*** DATA TO EXAMINE ***

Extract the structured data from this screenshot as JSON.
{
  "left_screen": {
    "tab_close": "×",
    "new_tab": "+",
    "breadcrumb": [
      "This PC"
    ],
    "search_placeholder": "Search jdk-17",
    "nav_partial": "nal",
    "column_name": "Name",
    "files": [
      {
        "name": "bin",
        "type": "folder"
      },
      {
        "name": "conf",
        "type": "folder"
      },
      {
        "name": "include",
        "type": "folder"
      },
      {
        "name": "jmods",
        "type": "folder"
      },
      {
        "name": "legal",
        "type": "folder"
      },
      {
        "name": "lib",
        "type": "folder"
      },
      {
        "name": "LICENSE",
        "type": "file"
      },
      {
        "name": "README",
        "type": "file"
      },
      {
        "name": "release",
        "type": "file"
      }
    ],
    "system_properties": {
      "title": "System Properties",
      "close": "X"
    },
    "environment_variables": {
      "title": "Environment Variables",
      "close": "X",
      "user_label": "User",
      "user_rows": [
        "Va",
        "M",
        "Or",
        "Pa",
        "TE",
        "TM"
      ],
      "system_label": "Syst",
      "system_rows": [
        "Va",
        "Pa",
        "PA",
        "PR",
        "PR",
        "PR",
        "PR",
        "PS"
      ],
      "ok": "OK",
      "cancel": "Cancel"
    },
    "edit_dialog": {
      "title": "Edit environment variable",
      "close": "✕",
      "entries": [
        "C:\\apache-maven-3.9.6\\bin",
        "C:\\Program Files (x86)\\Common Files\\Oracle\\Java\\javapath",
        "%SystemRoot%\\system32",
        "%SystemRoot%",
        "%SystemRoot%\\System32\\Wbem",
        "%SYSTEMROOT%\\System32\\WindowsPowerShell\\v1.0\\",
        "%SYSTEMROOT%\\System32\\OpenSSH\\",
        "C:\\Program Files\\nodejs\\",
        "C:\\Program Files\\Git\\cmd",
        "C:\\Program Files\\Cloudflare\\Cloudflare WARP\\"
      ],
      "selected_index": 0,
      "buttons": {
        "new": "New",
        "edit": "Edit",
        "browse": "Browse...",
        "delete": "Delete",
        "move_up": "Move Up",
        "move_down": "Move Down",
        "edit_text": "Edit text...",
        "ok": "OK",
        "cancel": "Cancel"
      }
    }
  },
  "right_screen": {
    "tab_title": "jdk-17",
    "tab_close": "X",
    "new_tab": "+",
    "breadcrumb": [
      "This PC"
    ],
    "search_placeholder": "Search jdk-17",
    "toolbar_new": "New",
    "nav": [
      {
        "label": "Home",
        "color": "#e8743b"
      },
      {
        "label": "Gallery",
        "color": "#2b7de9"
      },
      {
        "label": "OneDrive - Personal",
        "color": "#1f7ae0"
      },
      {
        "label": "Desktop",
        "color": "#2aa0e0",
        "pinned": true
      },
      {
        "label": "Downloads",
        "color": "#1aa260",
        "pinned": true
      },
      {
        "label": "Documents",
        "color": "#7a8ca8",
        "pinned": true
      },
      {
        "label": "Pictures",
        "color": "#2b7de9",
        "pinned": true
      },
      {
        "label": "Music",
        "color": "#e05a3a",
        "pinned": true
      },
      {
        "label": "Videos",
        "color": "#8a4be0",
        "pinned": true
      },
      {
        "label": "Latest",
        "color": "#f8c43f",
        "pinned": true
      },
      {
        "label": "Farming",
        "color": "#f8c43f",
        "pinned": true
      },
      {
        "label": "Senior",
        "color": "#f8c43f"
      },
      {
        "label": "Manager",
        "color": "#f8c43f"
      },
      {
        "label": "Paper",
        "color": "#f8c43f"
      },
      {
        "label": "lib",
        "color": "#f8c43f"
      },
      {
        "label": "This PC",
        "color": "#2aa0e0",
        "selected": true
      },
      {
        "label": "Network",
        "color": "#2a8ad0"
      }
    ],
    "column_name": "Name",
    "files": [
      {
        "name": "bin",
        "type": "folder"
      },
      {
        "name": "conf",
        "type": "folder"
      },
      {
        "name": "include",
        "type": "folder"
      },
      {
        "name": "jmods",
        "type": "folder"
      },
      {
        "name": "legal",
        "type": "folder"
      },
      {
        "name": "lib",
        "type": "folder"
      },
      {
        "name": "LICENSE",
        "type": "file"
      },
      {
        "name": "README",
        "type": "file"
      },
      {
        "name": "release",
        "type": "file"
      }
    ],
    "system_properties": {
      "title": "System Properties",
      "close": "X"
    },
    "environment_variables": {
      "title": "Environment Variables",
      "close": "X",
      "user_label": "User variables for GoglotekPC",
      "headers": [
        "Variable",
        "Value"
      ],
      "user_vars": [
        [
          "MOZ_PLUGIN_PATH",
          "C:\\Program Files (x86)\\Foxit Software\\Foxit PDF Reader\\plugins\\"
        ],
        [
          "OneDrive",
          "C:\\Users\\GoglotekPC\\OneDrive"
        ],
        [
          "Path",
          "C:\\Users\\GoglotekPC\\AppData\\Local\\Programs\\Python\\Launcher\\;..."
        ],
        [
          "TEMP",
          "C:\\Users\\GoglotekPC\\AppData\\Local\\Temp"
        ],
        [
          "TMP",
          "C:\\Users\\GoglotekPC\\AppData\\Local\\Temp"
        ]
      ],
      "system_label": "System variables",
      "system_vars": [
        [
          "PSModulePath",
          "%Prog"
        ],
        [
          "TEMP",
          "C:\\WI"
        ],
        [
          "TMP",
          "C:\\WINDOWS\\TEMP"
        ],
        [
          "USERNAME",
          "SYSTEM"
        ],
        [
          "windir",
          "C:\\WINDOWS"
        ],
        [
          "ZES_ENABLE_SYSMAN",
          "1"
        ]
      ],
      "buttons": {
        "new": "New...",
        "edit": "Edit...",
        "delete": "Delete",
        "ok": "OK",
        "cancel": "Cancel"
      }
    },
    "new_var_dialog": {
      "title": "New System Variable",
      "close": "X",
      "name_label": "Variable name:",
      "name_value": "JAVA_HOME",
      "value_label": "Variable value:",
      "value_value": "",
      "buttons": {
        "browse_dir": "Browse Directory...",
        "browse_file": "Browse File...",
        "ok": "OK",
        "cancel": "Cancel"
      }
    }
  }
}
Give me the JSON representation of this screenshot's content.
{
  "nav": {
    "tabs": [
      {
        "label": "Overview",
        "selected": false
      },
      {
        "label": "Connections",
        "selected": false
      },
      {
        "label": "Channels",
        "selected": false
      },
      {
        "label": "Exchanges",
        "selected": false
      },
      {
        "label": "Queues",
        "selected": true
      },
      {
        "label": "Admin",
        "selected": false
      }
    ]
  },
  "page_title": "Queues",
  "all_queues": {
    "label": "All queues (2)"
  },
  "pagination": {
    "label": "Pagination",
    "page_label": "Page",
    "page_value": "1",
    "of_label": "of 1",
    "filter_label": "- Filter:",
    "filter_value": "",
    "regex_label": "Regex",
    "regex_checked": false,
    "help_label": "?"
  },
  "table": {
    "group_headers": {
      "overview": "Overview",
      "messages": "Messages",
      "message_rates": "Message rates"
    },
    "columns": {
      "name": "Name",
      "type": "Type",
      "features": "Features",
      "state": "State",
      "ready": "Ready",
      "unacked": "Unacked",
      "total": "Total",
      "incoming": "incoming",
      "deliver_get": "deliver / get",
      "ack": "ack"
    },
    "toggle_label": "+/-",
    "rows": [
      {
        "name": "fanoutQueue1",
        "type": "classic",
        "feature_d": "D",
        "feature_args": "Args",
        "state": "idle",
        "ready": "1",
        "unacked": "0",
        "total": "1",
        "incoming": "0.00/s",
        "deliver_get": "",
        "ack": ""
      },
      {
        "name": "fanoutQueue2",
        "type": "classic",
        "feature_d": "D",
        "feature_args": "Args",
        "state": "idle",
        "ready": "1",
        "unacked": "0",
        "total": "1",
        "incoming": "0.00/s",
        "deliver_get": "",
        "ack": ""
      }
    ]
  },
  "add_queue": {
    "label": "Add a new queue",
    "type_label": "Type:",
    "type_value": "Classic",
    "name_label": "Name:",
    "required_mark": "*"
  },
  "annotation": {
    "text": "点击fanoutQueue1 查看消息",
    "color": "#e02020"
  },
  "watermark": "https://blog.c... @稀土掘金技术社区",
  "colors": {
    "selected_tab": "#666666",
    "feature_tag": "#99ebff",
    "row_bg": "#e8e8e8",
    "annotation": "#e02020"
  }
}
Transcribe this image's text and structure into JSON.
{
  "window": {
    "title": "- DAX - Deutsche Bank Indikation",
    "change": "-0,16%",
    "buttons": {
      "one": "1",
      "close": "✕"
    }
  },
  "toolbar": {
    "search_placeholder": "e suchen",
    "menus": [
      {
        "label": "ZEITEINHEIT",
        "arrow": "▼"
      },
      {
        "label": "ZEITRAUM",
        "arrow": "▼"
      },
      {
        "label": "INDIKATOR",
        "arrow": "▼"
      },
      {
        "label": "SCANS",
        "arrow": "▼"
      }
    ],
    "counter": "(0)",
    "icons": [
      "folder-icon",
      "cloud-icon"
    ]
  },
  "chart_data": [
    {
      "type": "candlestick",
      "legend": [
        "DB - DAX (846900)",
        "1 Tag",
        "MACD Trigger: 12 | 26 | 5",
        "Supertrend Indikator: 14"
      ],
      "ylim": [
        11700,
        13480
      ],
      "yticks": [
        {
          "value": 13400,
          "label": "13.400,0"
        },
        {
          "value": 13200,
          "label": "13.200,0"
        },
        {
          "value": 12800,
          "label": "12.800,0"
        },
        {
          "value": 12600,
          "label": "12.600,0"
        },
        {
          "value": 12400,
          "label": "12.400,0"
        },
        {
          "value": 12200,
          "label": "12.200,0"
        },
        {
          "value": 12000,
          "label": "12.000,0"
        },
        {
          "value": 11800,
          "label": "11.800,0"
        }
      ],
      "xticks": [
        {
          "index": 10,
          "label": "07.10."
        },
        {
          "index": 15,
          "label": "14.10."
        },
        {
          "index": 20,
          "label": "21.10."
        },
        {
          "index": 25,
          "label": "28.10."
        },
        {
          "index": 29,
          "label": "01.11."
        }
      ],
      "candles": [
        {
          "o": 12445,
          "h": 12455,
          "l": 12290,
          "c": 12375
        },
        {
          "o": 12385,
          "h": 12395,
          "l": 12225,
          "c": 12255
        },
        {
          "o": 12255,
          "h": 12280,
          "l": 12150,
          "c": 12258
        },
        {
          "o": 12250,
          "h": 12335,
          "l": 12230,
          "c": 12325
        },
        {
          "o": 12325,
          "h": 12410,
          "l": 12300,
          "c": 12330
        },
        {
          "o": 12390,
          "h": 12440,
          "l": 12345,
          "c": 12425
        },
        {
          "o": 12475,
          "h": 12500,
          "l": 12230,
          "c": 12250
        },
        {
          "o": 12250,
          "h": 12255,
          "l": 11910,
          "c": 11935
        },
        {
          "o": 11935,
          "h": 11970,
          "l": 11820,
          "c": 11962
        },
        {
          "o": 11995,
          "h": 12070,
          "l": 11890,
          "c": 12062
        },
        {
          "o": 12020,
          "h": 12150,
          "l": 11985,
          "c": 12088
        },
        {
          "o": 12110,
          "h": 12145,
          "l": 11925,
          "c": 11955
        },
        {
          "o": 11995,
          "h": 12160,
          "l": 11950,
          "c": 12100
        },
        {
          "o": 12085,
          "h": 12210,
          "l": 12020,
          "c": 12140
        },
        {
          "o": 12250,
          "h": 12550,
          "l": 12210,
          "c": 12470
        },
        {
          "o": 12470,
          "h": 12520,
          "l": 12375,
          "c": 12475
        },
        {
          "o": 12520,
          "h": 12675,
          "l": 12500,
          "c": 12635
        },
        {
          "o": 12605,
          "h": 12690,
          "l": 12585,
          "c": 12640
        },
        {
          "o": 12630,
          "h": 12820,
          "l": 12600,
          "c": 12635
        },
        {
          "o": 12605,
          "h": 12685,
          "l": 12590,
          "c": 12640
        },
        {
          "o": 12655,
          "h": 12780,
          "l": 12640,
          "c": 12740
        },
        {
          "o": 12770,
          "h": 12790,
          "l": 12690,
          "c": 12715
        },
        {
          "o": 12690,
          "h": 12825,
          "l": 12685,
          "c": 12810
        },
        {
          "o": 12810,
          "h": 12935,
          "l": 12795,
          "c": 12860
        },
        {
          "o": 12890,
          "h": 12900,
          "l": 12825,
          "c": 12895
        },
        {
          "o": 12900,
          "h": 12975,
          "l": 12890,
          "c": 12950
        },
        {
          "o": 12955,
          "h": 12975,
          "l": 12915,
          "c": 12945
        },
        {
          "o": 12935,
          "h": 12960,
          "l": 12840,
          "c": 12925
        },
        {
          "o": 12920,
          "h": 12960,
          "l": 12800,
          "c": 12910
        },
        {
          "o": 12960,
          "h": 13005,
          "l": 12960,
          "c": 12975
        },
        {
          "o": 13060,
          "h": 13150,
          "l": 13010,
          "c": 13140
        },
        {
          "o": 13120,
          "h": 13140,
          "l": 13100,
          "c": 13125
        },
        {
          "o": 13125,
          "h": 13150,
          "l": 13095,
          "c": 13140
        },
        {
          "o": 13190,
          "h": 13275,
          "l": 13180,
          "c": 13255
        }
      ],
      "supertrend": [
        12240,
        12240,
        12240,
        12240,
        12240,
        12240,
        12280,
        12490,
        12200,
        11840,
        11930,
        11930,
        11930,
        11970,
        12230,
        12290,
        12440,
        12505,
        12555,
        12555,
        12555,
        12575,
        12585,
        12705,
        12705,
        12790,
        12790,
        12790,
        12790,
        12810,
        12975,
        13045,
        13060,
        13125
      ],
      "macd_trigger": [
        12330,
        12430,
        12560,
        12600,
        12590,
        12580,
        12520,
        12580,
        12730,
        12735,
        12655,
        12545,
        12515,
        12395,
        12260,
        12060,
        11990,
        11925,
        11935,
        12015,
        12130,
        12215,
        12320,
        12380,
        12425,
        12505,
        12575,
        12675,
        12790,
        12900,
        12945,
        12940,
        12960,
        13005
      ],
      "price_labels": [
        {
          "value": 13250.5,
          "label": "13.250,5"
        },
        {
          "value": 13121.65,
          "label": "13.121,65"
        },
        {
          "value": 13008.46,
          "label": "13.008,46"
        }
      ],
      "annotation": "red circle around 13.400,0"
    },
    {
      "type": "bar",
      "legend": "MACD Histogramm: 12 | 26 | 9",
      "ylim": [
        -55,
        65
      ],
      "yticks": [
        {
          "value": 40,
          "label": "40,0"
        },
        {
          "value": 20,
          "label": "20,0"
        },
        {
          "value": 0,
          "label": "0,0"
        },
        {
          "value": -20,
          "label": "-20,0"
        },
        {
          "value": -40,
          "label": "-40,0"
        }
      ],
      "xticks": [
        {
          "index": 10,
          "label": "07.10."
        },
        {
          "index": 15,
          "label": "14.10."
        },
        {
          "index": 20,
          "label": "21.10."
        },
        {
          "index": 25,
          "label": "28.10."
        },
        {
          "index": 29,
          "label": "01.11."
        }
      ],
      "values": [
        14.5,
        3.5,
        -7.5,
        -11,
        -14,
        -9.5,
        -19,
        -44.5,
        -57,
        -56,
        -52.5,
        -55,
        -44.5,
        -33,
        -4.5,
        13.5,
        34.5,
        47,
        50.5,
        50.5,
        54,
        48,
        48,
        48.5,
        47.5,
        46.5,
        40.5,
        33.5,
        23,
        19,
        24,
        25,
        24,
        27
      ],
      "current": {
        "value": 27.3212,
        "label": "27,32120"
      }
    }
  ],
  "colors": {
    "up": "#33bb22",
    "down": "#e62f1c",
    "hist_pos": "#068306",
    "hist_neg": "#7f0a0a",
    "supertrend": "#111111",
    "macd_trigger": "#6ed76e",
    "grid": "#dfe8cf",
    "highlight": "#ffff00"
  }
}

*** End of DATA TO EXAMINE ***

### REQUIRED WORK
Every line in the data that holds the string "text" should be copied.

### EXPECTED ANSWER
        "edit_text": "Edit text...",
    "text": "点击fanoutQueue1 查看消息",
Transcribe this image's text and structure into JSON.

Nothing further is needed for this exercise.